This year and next will be a demanding time for our profession, as preparers in all industries will be affected and time is of the essence to assess and comply with these standards. Staying updated on new developments and industry interpretations will be key to successful implementation, and realistic timelines and clear accountability will be critical. The new standards will impact each company in varying ways, so the best course of action is to be prepared.

CAREFULLY MANAGE THE IMPLEMENTATION PROCESS FOR NEW ACCOUNTING STANDARDS

Preparers of financial information should have a plan to ensure compliance with the new revenue recognition and lease accounting standards that go into effect in the coming two years. They should already have considered the following important steps:

Establish a project management office (PMO) for each standard.

The PMO should coordinate all aspects of implementation, which should be based on a comprehensive and detailed gap analysis that identifies the difference between current accounting, tax and reporting compared to the new standards and identifies how those gaps impact systems, processes, availability of data, people and underlying contracts. This impact analysis, along with the identified gaps, will facilitate the development of a plan and help control the implementation process.

The PMO should also have timely involvement with the external auditor to ensure there is alignment throughout the process and that there are no surprises at the end.

Design and understand the new reporting environment

Both of the new standards have specific transition rules that will allow companies to select adoption alternatives that will impact the transition and future periods. In addition, companies can opt to use the transition as an opportunity to design solutions that address existing gaps in accounting processes and systems or automate certain accounting processes that are currently performed manually.

Unlike previous revenue recognition standards that allowed companies to apply new rules prospectively, this standard requires retrospective adoption by restating all comparative periods or creating a cumulative “catch-up” adjustment in the year of adoption.
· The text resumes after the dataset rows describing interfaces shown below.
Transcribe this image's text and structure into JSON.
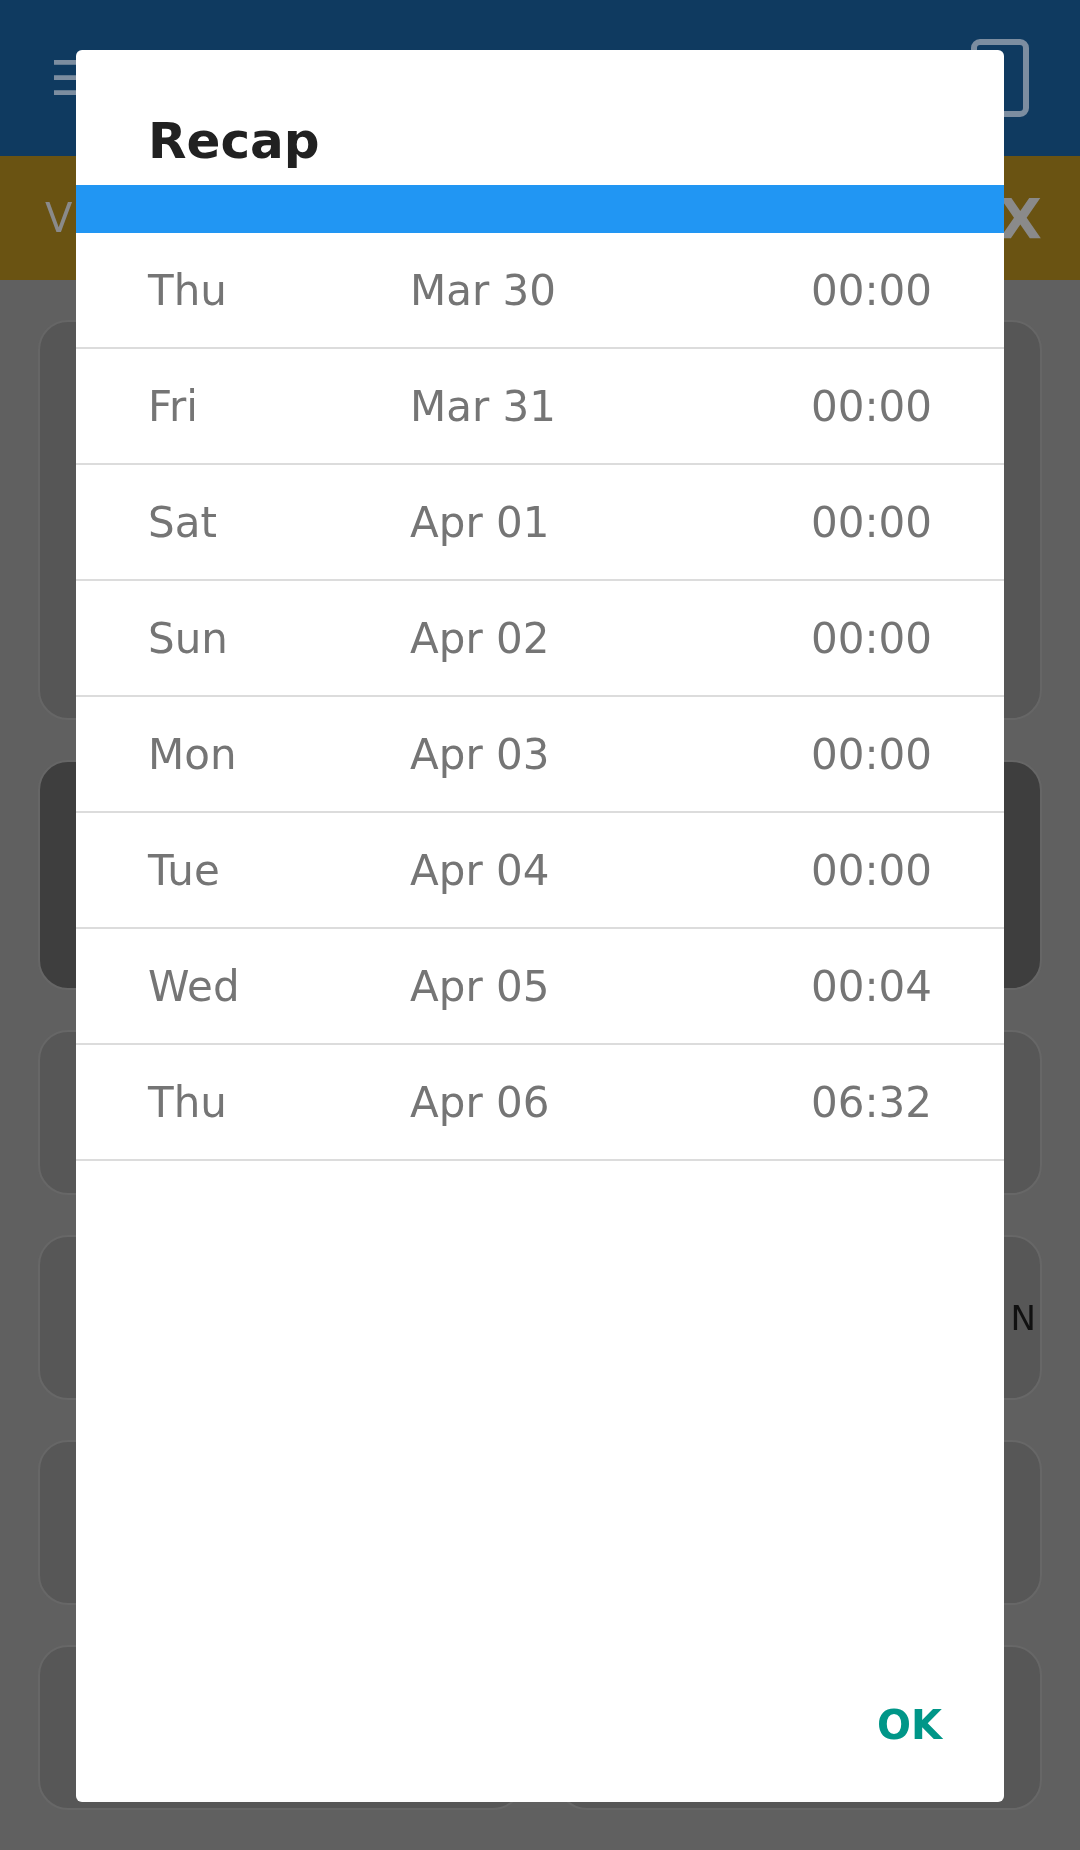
{
  "app_bar": {
    "menu_icon": "☰"
  },
  "banner": {
    "left_text": "V",
    "right_text": "X"
  },
  "background_card": {
    "text": "N"
  },
  "dialog": {
    "title": "Recap",
    "rows": [
      {
        "day": "Thu",
        "date": "Mar 30",
        "time": "00:00"
      },
      {
        "day": "Fri",
        "date": "Mar 31",
        "time": "00:00"
      },
      {
        "day": "Sat",
        "date": "Apr 01",
        "time": "00:00"
      },
      {
        "day": "Sun",
        "date": "Apr 02",
        "time": "00:00"
      },
      {
        "day": "Mon",
        "date": "Apr 03",
        "time": "00:00"
      },
      {
        "day": "Tue",
        "date": "Apr 04",
        "time": "00:00"
      },
      {
        "day": "Wed",
        "date": "Apr 05",
        "time": "00:04"
      },
      {
        "day": "Thu",
        "date": "Apr 06",
        "time": "06:32"
      }
    ],
    "button": "OK"
  }
}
This could take a significant amount of time to implement accurately.

The new lease accounting standard also requires retrospective adoption by restating all comparative periods. For most companies, this will require a comprehensive and potentially complex “look back” into historical transactions that remain open on the effective date in order to recalculate historical revenue and/or expense under the new rules.

If changes to IT systems are needed or new systems will be developed, it will take more time to complete implementation and, therefore, this will need to be factored into the design phase.
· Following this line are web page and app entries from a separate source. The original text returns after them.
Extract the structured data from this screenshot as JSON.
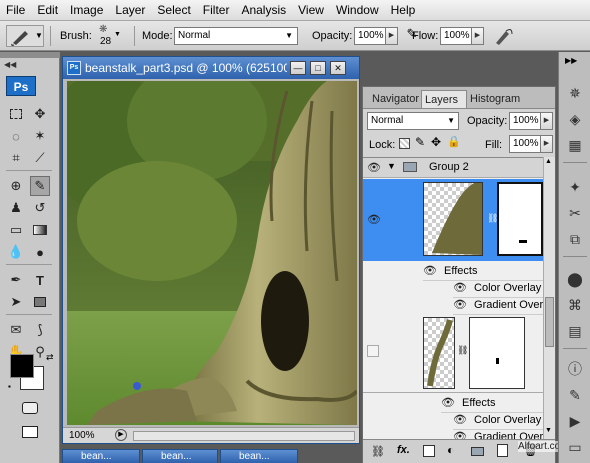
{
  "menu": [
    "File",
    "Edit",
    "Image",
    "Layer",
    "Select",
    "Filter",
    "Analysis",
    "View",
    "Window",
    "Help"
  ],
  "options": {
    "brush_label": "Brush:",
    "brush_size": "28",
    "mode_label": "Mode:",
    "mode_value": "Normal",
    "opacity_label": "Opacity:",
    "opacity_value": "100%",
    "flow_label": "Flow:",
    "flow_value": "100%"
  },
  "tools": {
    "logo": "Ps"
  },
  "document": {
    "title": "beanstalk_part3.psd @ 100% (625100...",
    "zoom": "100%"
  },
  "layers_panel": {
    "tabs": [
      "Navigator",
      "Layers",
      "Histogram"
    ],
    "close_glyph": "×",
    "blend_mode": "Normal",
    "opacity_label": "Opacity:",
    "opacity_value": "100%",
    "lock_label": "Lock:",
    "fill_label": "Fill:",
    "fill_value": "100%",
    "group_name": "Group 2",
    "effects_label_1": "Effects",
    "color_overlay_1": "Color Overlay",
    "gradient_overlay_1": "Gradient Over...",
    "effects_label_2": "Effects",
    "color_overlay_2": "Color Overlay",
    "gradient_overlay_2": "Gradient Over..."
  },
  "taskbar": {
    "items": [
      "bean...",
      "bean...",
      "bean..."
    ]
  },
  "watermark": "Alfoart.com",
  "colors": {
    "selection": "#3d8ef0",
    "title_blue": "#2e62ad",
    "foreground": "#000000",
    "background": "#ffffff"
  }
}
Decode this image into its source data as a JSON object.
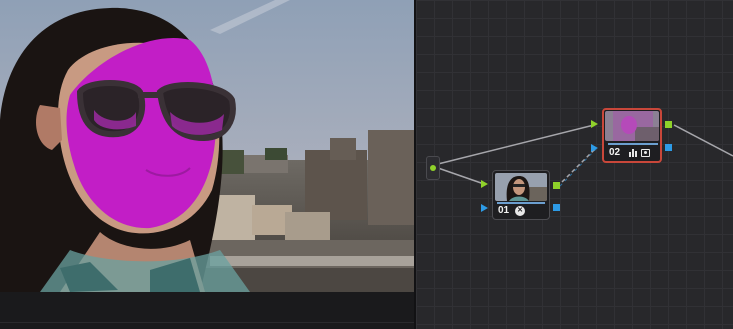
{
  "viewer": {
    "content": "photo-preview-with-face-qualifier-highlight"
  },
  "node_graph": {
    "nodes": [
      {
        "label": "01",
        "icons": [
          "fx-icon"
        ],
        "selected": false
      },
      {
        "label": "02",
        "icons": [
          "curves-icon",
          "qualifier-icon"
        ],
        "selected": true
      }
    ]
  },
  "colors": {
    "selection_border": "#c9473a",
    "rgb_port": "#8fd12a",
    "key_port": "#2d9be6",
    "highlight_magenta": "#c21ec6"
  }
}
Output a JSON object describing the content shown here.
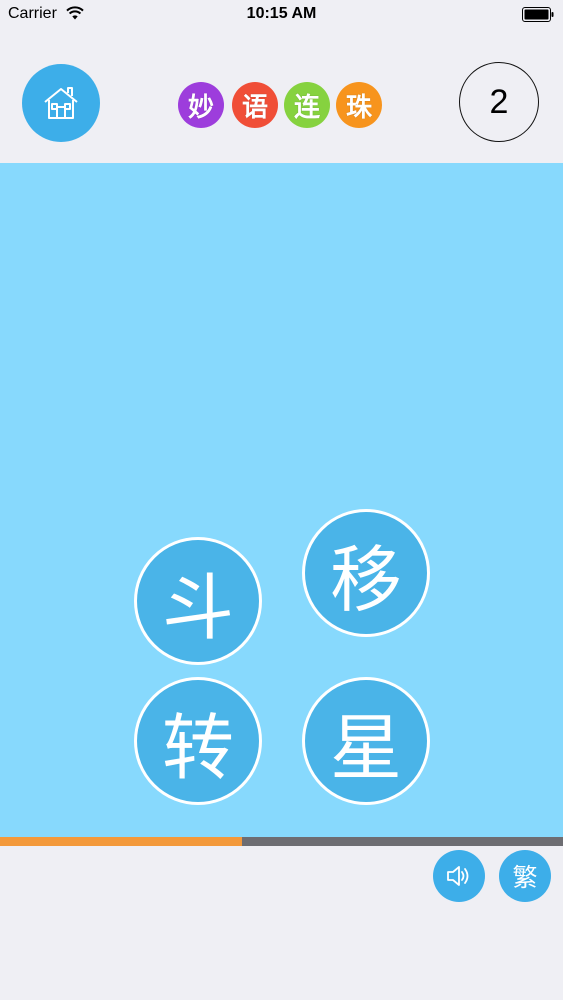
{
  "status_bar": {
    "carrier": "Carrier",
    "time": "10:15 AM",
    "icons": [
      "wifi-icon",
      "battery-icon"
    ]
  },
  "header": {
    "home_icon": "house-icon",
    "logo_chars": [
      {
        "char": "妙",
        "color": "#9d3ddc"
      },
      {
        "char": "语",
        "color": "#f04e37"
      },
      {
        "char": "连",
        "color": "#86d23f"
      },
      {
        "char": "珠",
        "color": "#f7941d"
      }
    ],
    "level": "2"
  },
  "board": {
    "background": "#87d9fd",
    "tiles": [
      "斗",
      "移",
      "转",
      "星"
    ]
  },
  "progress": {
    "value": 0.43,
    "fill_color": "#f3993b",
    "track_color": "#6d6d72"
  },
  "controls": {
    "sound_icon": "speaker-icon",
    "traditional_label": "繁"
  },
  "colors": {
    "accent": "#3daee9",
    "page_bg": "#efeff4"
  }
}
Implement the accounting change

Making these significant accounting, tax and reporting changes may take several iterations before the new finanĀ­cial reporting environment becomes business as usual. It is important to allow enough time to:
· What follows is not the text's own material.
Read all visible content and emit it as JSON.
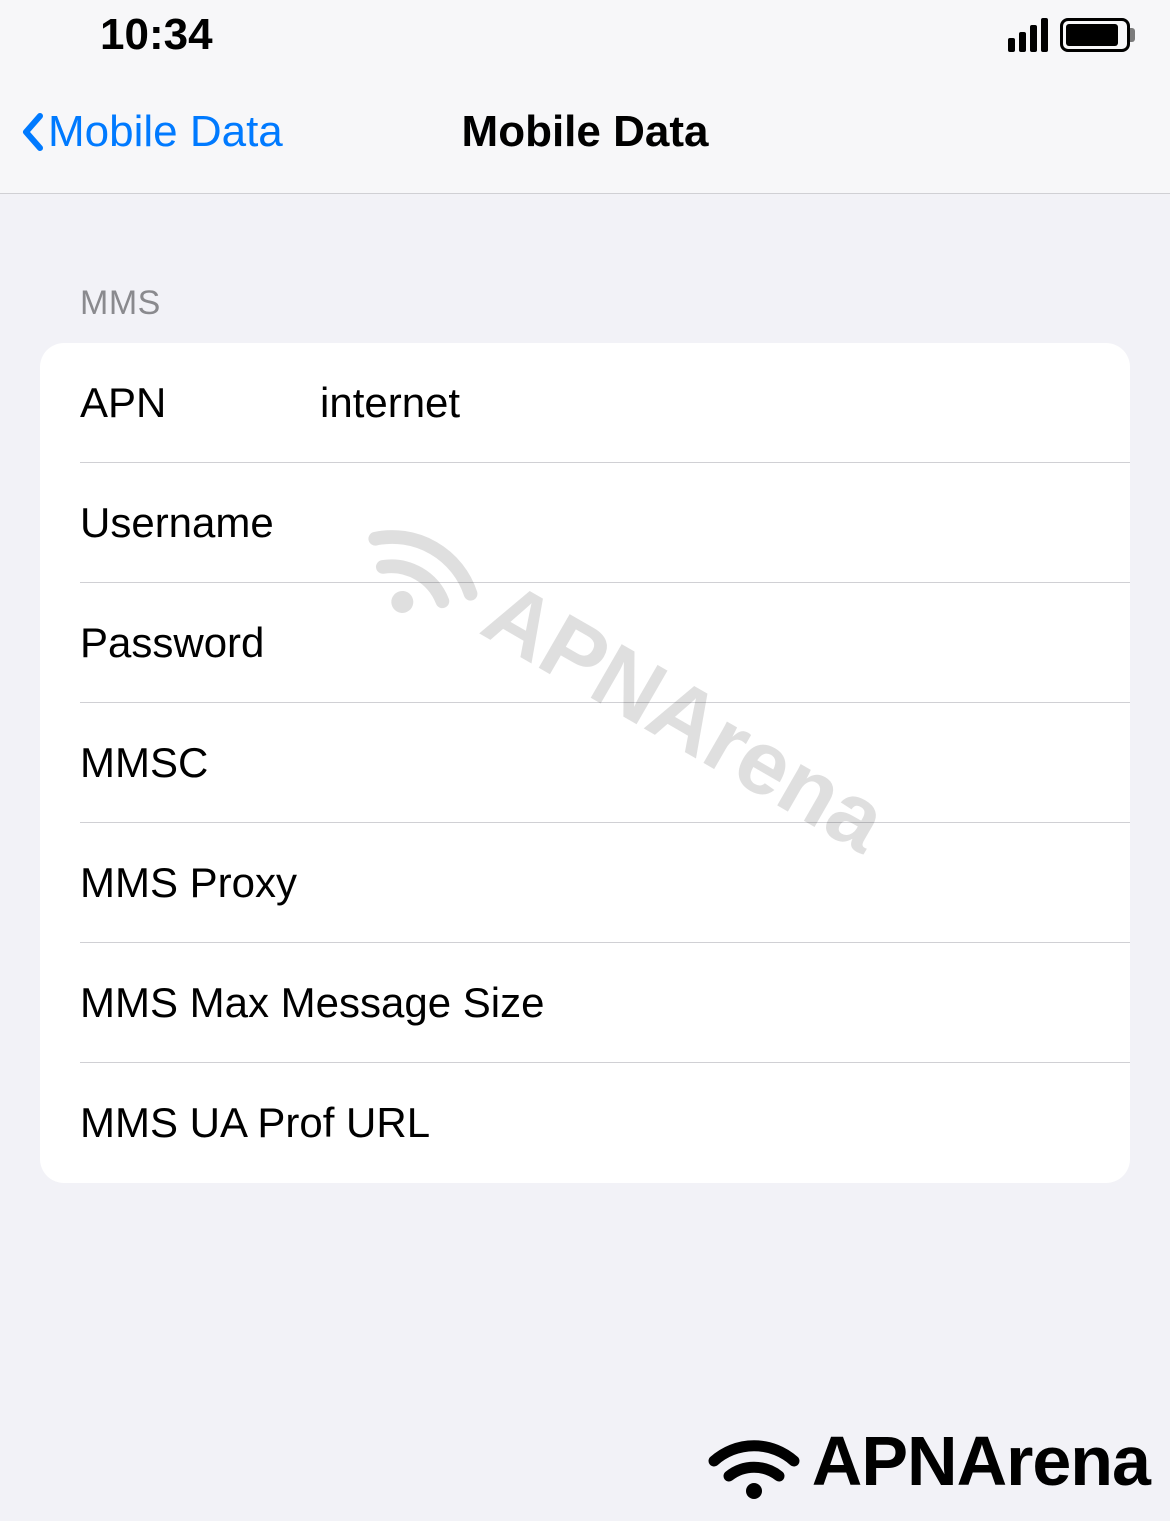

  • Test the new reporting environment and make necessary corrections.
  • Document, implement and test the new controls over financial reporting.
  • Create a communication plan both internally and externally so that stakeholders understand the impact of adopting the new standards.
  • Conduct necessary internal trainings on the accounting and new processes.

Kevin Bogle is a principal in KPMG’s Accounting Advisory Services group within the Deal Advisory practice. He specializes in accounting, financial reporting and project management for complex transactions under U.S. GAAP and IFRS. In this role, Kevin supports clients in the design and implementation of financial reporting environments to meet new internal and external reporting requirements as a result of a transaction or accounting conversion.